I love your column and recently read Ilyce’s book, “100 Questions Every First Time Home Buyer Should Ask”. Even though I’m not a beginner, it was very useful and interesting. Thanks.
A: Thanks for the kind words about Ilyce’s book. In it, she walks readers through a formula that helps you calculate how much money you can spend on buying a home.
But let’s run through the numbers here, because many homebuyers are in the same situation as you. According to a Redfin report, homebuyers everywhere need much higher income to qualify for a mortgage. That’s especially true in the Sunbelt, where homebuyers in Tampa, Phoenix and Las Vegas need 40% more income than last year to pay a typical mortgage payment.
This is a problem for many seniors seeking a sunny retirement but living on a fixed or limited income. Whether they want to increase in size in retirement to have more space or are looking to be closer to family or friends, affordability is always the issue. Given how quickly house prices have risen over the past five years, many readers are wondering if they’ve been left out of the price of the move altogether.
We’re going to make some assumptions about what you can spend. Since you’re already a homeowner, we’ll assume you have at least some equity in your townhouse. This should help make your next purchase a little more affordable. We are also going to assume that as a retiree you have a fixed income. Whatever you spend, make sure it’s affordable given your current financial situation.
First of all, how much income do you have? As a retiree, you probably have Social Security income. Do you also have a pension? Is there an annuity or investment income? Do you have a part-time or full-time job that you plan to keep? Do you have someone in your household who can provide regular income?
Next, what type of debt are you currently carrying? Do you have mortgage or credit card debt? Do you have student loan debt (for yourself or your children or grandchildren)?
What are your current expenses? What health care costs do you regularly pay outside of your Medicare check? What about food, utilities, Wi-Fi, cable, transportation, travel, or entertainment?

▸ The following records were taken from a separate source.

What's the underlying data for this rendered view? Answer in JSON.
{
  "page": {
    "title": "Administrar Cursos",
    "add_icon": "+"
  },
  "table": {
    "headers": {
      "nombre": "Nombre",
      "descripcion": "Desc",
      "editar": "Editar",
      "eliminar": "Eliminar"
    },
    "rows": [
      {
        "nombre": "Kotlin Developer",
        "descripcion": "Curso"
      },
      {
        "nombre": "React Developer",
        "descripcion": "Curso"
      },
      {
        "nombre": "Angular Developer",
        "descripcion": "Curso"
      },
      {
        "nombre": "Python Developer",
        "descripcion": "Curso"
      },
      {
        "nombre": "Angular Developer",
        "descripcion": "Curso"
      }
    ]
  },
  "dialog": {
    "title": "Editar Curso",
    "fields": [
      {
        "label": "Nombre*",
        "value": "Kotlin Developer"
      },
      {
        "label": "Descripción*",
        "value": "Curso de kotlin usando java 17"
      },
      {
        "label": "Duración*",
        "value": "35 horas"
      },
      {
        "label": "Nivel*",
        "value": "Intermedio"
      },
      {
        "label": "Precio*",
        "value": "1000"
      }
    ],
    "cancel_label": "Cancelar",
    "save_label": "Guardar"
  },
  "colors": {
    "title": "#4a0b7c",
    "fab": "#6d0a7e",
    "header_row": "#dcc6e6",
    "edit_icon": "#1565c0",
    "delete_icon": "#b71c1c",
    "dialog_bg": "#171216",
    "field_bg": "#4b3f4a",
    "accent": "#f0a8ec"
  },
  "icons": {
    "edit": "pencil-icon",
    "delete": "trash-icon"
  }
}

Once you have a good handle on your income, debts and expenses, you have the essentials of your budget. Now you need to know your credit score, as this will determine the interest rate on your loan.
If you can buy a new property without a mortgage, you will be stronger financially. If you need a mortgage, you will need to qualify like any other buyer. A lender will allow you to spend up to 36% of your gross monthly income on your total debt. So if you get $60,000 in annual income (including Social Security and a part-time job), that’s $5,000 a month. You should be able to spend 36% of $5,000, or $1,800, on your mortgage, property taxes, and insurance, plus any other debt you’re carrying.
Remember, just because a lender is allowing you to spend $1,800 a month on your total debt doesn’t mean you should. This number may be too high for you to comfortably afford other expenses you will have in the future.
The problem is that the $1,800 a month won’t go as far as it did five years ago, as house prices have skyrocketed and interest rates have doubled since the start of 2021.
All search engines have links to mortgage calculators you can try. If you put “mortgage calculator” in Chrome, for example, it will offer you nearly 2 million links in addition to its own, with “monthly payment” or “purchase budget” tabs.
The Chrome calculator we tried gave this result: A $300,000 30-year mortgage at 5.75% will require a monthly payment of $1,802, including $400 in taxes and fees. The calculator lets you add your state and credit score range to give you a more accurate cost estimate.
You should try several different online calculators. Understand that these calculators are optimized with backlinks to mortgage companies and are designed to generate revenue for websites or browsers. That doesn’t mean you won’t get a good or fair deal. But beware and shop around.
Be sure to speak with a few different lenders (including a national bank, local bank, credit union, online lender and mortgage broker) to get a better idea of what you can afford and what type. loan they would approve. based on your income and credit history. If you need a recommendation, talk to your real estate agent or attorney.
Contact Ilyce Glink and Samuel J. Tamkin through their website, BestMoneyMoves.com.